Masquerading as a neon rebellion to fit in with the saccharine Danger Days era, “F.T.W.W.W.” from 2010’s The Mad Gear And Missile Kid EP is quite simply the dirtiest song the My Chem boys ever plucked up the courage to write. The main album’s apocalyptic concept outgrew this unashamedly filthy effort, but it deserves to be memorialized as the one time MCR unleashed their down-and-dirty side to their fans. Let’s face it: There aren’t many times we get to hear Gerard utter these immortal lyrics: “She said, ‘Come on, come on, kiss my battery/Come on, come on and fuck this whole wide world.’”
4. “Heaven Help Us”
Amidst such a complex, jam-packed concept record as The Black Parade, its B-sides didn’t stand much chance for success. Had “Heaven Help Us” belonged to the previous Revenge era, it would have knocked its peers out of the park. However, its relegation to the extras of an already astounding album made it a drop in the ocean. Making a heartfelt plea for divine intervention, this cry for help is as powerful as they come, even by My Chem’s standards, and this display of emotional depth needs to be heard.
3. “I Never Told You What I Do For A Living”
After delivering the likes of the morose “Helena” and the angst-ridden “I’m Not Okay (I Promise),” you’d be forgiven for thinking Three Cheers had worn itself out by the time its closing track arrived. The rapid-fire “I Never Told You What I Do For A Living” emerges as the most complex and unpredictable composition of My Chem’s entire career, closing off a memorable era in unforgiving style. From obscene implications to murderous intent, making a pitstop at sea-shanty vibes and the filthiest breakdown this side of death metal, this track refuses to shy away from a challenge.
2. “Fake Your Death”
The stirring single that soundtracked the trailer for the post-breakup greatest hits compilation May Death Never Stop You almost faded into obscurity amid the buzz over the band’s first output since their split a year earlier. A eulogy to MCR’s history that brought back vivid reminders of every emotional era, 2014’s “Fake Your Death” is the swan song fans needed. It was a fitting farewell that sadly missed the credit it deserved for closing the band’s chapter in the most tear-jerking manner they could muster.

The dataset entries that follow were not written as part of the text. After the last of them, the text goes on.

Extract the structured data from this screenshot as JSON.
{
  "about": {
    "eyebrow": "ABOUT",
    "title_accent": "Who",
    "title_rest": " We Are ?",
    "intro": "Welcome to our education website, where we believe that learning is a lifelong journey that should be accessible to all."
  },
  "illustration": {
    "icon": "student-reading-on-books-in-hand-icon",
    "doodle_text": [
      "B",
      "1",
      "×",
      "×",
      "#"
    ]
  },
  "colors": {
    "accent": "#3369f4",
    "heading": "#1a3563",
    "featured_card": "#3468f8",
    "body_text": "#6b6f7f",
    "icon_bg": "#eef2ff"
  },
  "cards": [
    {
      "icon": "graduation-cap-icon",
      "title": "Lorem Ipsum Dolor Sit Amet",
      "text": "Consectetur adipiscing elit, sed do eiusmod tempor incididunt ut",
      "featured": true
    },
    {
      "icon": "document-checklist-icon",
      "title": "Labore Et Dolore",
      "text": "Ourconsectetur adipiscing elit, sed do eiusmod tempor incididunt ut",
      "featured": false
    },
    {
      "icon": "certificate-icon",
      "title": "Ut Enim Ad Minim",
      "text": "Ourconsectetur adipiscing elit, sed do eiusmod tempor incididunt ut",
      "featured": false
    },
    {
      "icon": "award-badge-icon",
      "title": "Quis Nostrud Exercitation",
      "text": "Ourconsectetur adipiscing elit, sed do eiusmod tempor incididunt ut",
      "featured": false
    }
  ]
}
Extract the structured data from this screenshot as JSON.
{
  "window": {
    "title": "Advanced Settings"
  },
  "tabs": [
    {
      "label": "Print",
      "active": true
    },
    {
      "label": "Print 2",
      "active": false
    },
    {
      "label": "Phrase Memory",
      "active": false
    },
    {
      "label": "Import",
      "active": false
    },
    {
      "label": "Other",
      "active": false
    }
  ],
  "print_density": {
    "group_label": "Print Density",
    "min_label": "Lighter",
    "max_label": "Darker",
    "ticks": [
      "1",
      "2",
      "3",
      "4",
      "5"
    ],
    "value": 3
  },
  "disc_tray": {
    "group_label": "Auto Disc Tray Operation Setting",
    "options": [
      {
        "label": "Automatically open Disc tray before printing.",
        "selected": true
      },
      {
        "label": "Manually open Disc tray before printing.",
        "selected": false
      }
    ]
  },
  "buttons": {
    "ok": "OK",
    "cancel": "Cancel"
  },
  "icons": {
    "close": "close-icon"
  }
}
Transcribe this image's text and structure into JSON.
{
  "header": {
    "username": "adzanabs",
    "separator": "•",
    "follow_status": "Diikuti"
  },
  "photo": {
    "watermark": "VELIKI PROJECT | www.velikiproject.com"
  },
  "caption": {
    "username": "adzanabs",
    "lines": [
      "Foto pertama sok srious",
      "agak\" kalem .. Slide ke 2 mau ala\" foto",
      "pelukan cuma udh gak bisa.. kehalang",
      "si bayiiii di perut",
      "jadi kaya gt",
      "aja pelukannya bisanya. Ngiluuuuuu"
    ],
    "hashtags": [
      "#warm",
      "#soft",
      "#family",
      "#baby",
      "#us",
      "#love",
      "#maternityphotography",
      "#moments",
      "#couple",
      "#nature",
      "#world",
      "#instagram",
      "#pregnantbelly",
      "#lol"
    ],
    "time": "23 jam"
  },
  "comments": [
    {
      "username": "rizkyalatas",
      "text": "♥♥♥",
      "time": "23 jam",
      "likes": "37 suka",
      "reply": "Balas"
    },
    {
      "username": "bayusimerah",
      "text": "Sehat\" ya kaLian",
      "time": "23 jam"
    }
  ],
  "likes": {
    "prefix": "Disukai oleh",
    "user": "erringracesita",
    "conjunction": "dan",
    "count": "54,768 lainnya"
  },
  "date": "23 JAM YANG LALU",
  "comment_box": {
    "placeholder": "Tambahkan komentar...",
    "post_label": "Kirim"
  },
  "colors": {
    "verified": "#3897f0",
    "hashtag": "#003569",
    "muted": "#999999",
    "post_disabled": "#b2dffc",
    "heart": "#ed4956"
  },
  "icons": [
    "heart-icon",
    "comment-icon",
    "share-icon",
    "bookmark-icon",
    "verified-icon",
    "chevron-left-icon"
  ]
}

1. “Drowning Lessons”
Bullets was such a monumental introduction to a genre-defining band known as My Chemical Romance. The dramatic “Drowning Lessons” shouted into the echo chamber but never fully received its dues. An astounding performance from guitarist Ray Toro fronts their talents that predates the existential theatrics of Revenge, holding onto heart-wrenching lyrics and a show-stopping closing singalong that would work phenomenally live. That is, if they would play it.